If you are a content creator, you aren't just a blogger, podcaster, or vlogger, you are an entrepreneur. Content marketing may be a new phenomenon, especially digital content, but entrepreneurship is as old as society, so it's worth reflecting on what this means for you personally, as you build. Michael Hyatt, defines an entrepreneur as someone who "solves a problem for a profit." That's a noble pursuit.
What Problems Are You Solving?
As an entrepreneur, every level of success requires a new level of solving problems, and making the world a better place. Solving problems with a profit is important, because profit is a sign that you have both picked the right problem to solve and that you've solved it in an efficient manner.
So, what problems are you solving as a creator, with this added clarity that you are an entrepreneur?
The Entrepreneur / Employee Gap
Some people think the difference between entrepreneurs and employees is simply whether or not they are self-employed, but in many ways that differentiator is irrelevant.
On some level, we are all self-employed because we choose what to do with our time and energy each moment of each day (although we may choose to follow someone else's preferences in exchange for resources to buy the food, shelter, and other things we want).

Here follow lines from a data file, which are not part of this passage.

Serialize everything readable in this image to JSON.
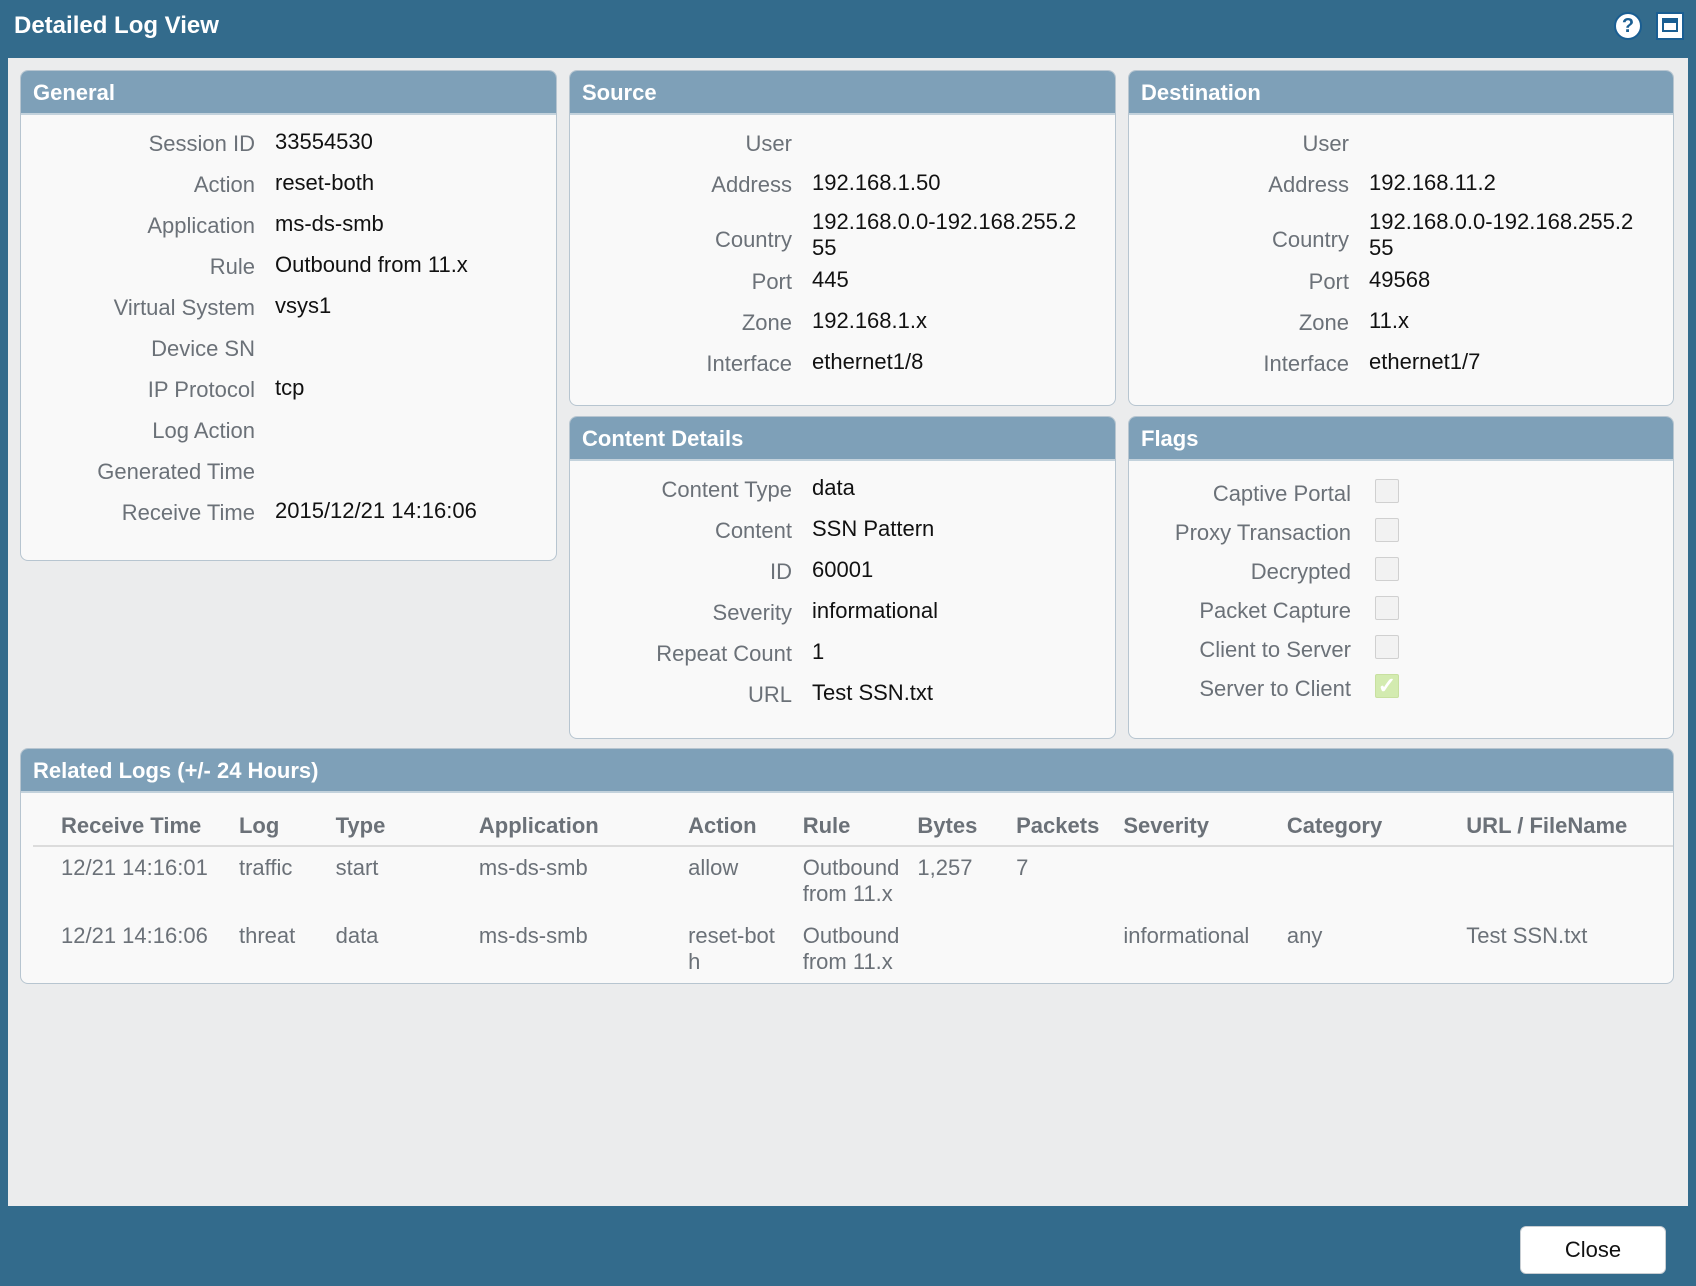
{
  "window": {
    "title": "Detailed Log View"
  },
  "general": {
    "title": "General",
    "rows": [
      {
        "label": "Session ID",
        "value": "33554530"
      },
      {
        "label": "Action",
        "value": "reset-both"
      },
      {
        "label": "Application",
        "value": "ms-ds-smb"
      },
      {
        "label": "Rule",
        "value": "Outbound from 11.x"
      },
      {
        "label": "Virtual System",
        "value": "vsys1"
      },
      {
        "label": "Device SN",
        "value": ""
      },
      {
        "label": "IP Protocol",
        "value": "tcp"
      },
      {
        "label": "Log Action",
        "value": ""
      },
      {
        "label": "Generated Time",
        "value": ""
      },
      {
        "label": "Receive Time",
        "value": "2015/12/21 14:16:06"
      }
    ]
  },
  "source": {
    "title": "Source",
    "rows": [
      {
        "label": "User",
        "value": ""
      },
      {
        "label": "Address",
        "value": "192.168.1.50"
      },
      {
        "label": "Country",
        "value": "192.168.0.0-192.168.255.2\n55"
      },
      {
        "label": "Port",
        "value": "445"
      },
      {
        "label": "Zone",
        "value": "192.168.1.x"
      },
      {
        "label": "Interface",
        "value": "ethernet1/8"
      }
    ]
  },
  "destination": {
    "title": "Destination",
    "rows": [
      {
        "label": "User",
        "value": ""
      },
      {
        "label": "Address",
        "value": "192.168.11.2"
      },
      {
        "label": "Country",
        "value": "192.168.0.0-192.168.255.2\n55"
      },
      {
        "label": "Port",
        "value": "49568"
      },
      {
        "label": "Zone",
        "value": "11.x"
      },
      {
        "label": "Interface",
        "value": "ethernet1/7"
      }
    ]
  },
  "content_details": {
    "title": "Content Details",
    "rows": [
      {
        "label": "Content Type",
        "value": "data"
      },
      {
        "label": "Content",
        "value": "SSN Pattern"
      },
      {
        "label": "ID",
        "value": "60001"
      },
      {
        "label": "Severity",
        "value": "informational"
      },
      {
        "label": "Repeat Count",
        "value": "1"
      },
      {
        "label": "URL",
        "value": "Test SSN.txt"
      }
    ]
  },
  "flags": {
    "title": "Flags",
    "items": [
      {
        "label": "Captive Portal",
        "checked": false
      },
      {
        "label": "Proxy Transaction",
        "checked": false
      },
      {
        "label": "Decrypted",
        "checked": false
      },
      {
        "label": "Packet Capture",
        "checked": false
      },
      {
        "label": "Client to Server",
        "checked": false
      },
      {
        "label": "Server to Client",
        "checked": true
      }
    ]
  },
  "related_logs": {
    "title": "Related Logs (+/- 24 Hours)",
    "columns": [
      "Receive Time",
      "Log",
      "Type",
      "Application",
      "Action",
      "Rule",
      "Bytes",
      "Packets",
      "Severity",
      "Category",
      "URL / FileName"
    ],
    "rows": [
      [
        "12/21 14:16:01",
        "traffic",
        "start",
        "ms-ds-smb",
        "allow",
        "Outbound\nfrom 11.x",
        "1,257",
        "7",
        "",
        "",
        ""
      ],
      [
        "12/21 14:16:06",
        "threat",
        "data",
        "ms-ds-smb",
        "reset-bot\nh",
        "Outbound\nfrom 11.x",
        "",
        "",
        "informational",
        "any",
        "Test SSN.txt"
      ]
    ]
  },
  "footer": {
    "close_label": "Close"
  }
}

Some people say the difference between an entrepreneur and an employee is the level of risk they can handle. Entrepreneurs are seen as people who take risks in the hope of rewards. But what could be more risky than tying your entire livelihood to a single client, your employer? In an economy with mass layoffs in every industry, this becomes immediately clear that this is a risky approach.
The Source of Your Reward
So let's revisit our definition of an entrepreneur, "someone who solves a problem for a profit." Does that mean the difference lies in whether or not you solve a problem? No, as a matter of fact employees in every industry solve very important problems each day.
Instead, the primary fundamental difference between an employee and an entrepreneur lies in the payment, or reward. An employee is compensated for input, so they get a paycheck or hourly wage for their time and effort that is typically the same regardless of the outcome (or output) from their work. An entrepreneur is compensated for output. Profit, after all, is the reward for a job well done as measured in non-negotiable financial results.
Many entrepreneurs exist in the workplace, who are technically W-2 employees (in the US) but are compensated primarily based on sales, marketing, or profit results. Entrepreneurs solve a problem for a profit. That includes you. What problem will you solve today?